[The data — start]

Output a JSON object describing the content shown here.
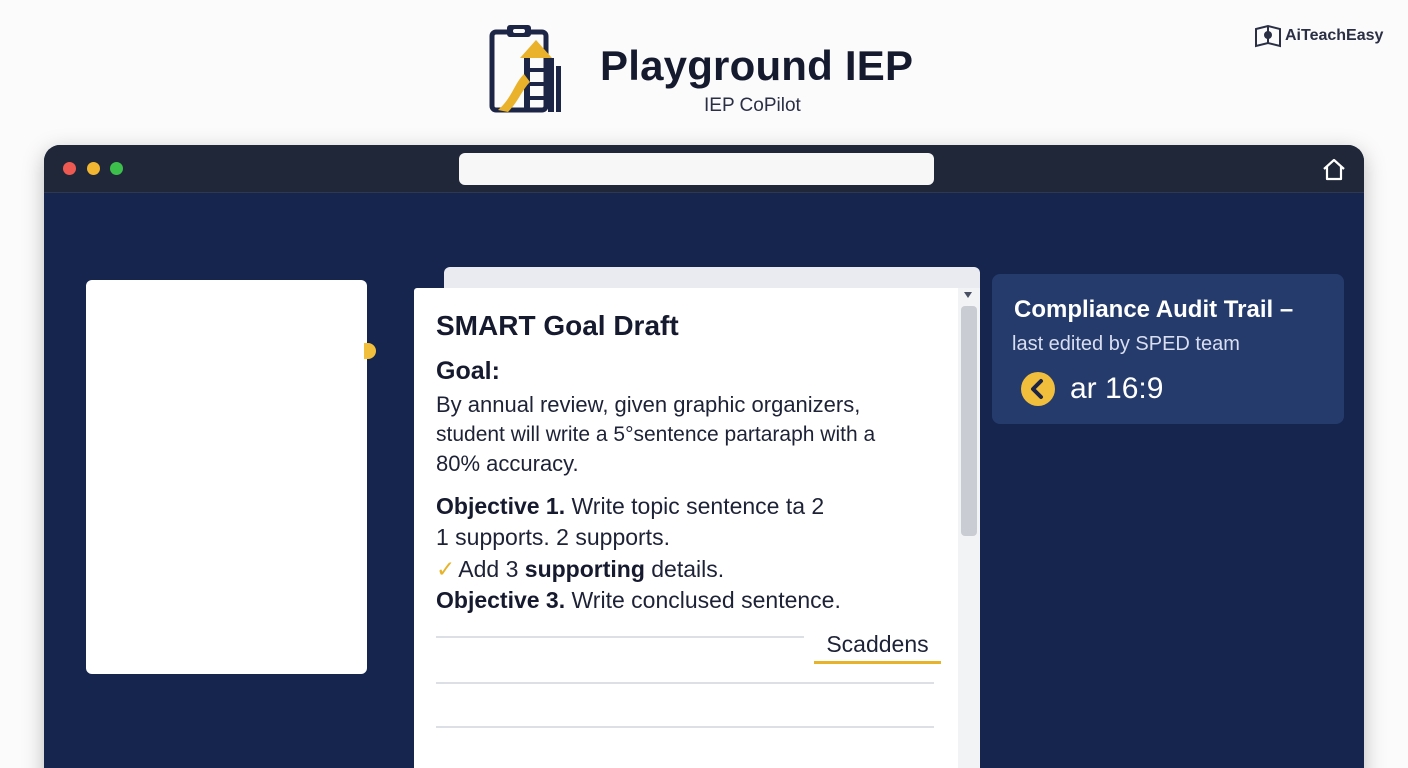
{
  "header": {
    "app_title": "Playground IEP",
    "app_subtitle": "IEP CoPilot",
    "corner_brand": "AiTeachEasy",
    "logo_icon": "clipboard-playground-icon"
  },
  "browser": {
    "traffic_lights": [
      "#ee5a52",
      "#f2b630",
      "#3dbf4b"
    ],
    "address_value": "",
    "home_icon": "home-icon"
  },
  "document": {
    "title": "SMART Goal Draft",
    "goal_heading": "Goal:",
    "goal_lines": [
      "By annual review, given graphic organizers,",
      "student will write a 5°sentence partaraph with a",
      "80% accuracy."
    ],
    "objective1_label": "Objective 1.",
    "objective1_text": "Write topic sentence ta 2",
    "objective1_cont": "1 supports. 2 supports.",
    "check_pre": "Add 3",
    "check_bold": "supporting",
    "check_post": "details.",
    "objective3_label": "Objective 3.",
    "objective3_text": "Write conclused sentence.",
    "link_label": "Scaddens"
  },
  "compliance": {
    "title": "Compliance Audit Trail –",
    "subtitle": "last edited by SPED team",
    "badge_text": "ar 16:9",
    "badge_icon": "chevron-left-circle-icon"
  },
  "colors": {
    "accent": "#e6b32a",
    "navy": "#15254d",
    "card": "#253b6c"
  }
}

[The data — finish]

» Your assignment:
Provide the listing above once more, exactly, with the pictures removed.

» Output for this exercise:
Output a JSON object describing the content shown here.
{
  "header": {
    "app_title": "Playground IEP",
    "app_subtitle": "IEP CoPilot",
    "corner_brand": "AiTeachEasy",
    "logo_icon": "clipboard-playground-icon"
  },
  "browser": {
    "traffic_lights": [
      "#ee5a52",
      "#f2b630",
      "#3dbf4b"
    ],
    "address_value": "",
    "home_icon": "home-icon"
  },
  "document": {
    "title": "SMART Goal Draft",
    "goal_heading": "Goal:",
    "goal_lines": [
      "By annual review, given graphic organizers,",
      "student will write a 5°sentence partaraph with a",
      "80% accuracy."
    ],
    "objective1_label": "Objective 1.",
    "objective1_text": "Write topic sentence ta 2",
    "objective1_cont": "1 supports. 2 supports.",
    "check_pre": "Add 3",
    "check_bold": "supporting",
    "check_post": "details.",
    "objective3_label": "Objective 3.",
    "objective3_text": "Write conclused sentence.",
    "link_label": "Scaddens"
  },
  "compliance": {
    "title": "Compliance Audit Trail –",
    "subtitle": "last edited by SPED team",
    "badge_text": "ar 16:9",
    "badge_icon": "chevron-left-circle-icon"
  },
  "colors": {
    "accent": "#e6b32a",
    "navy": "#15254d",
    "card": "#253b6c"
  }
}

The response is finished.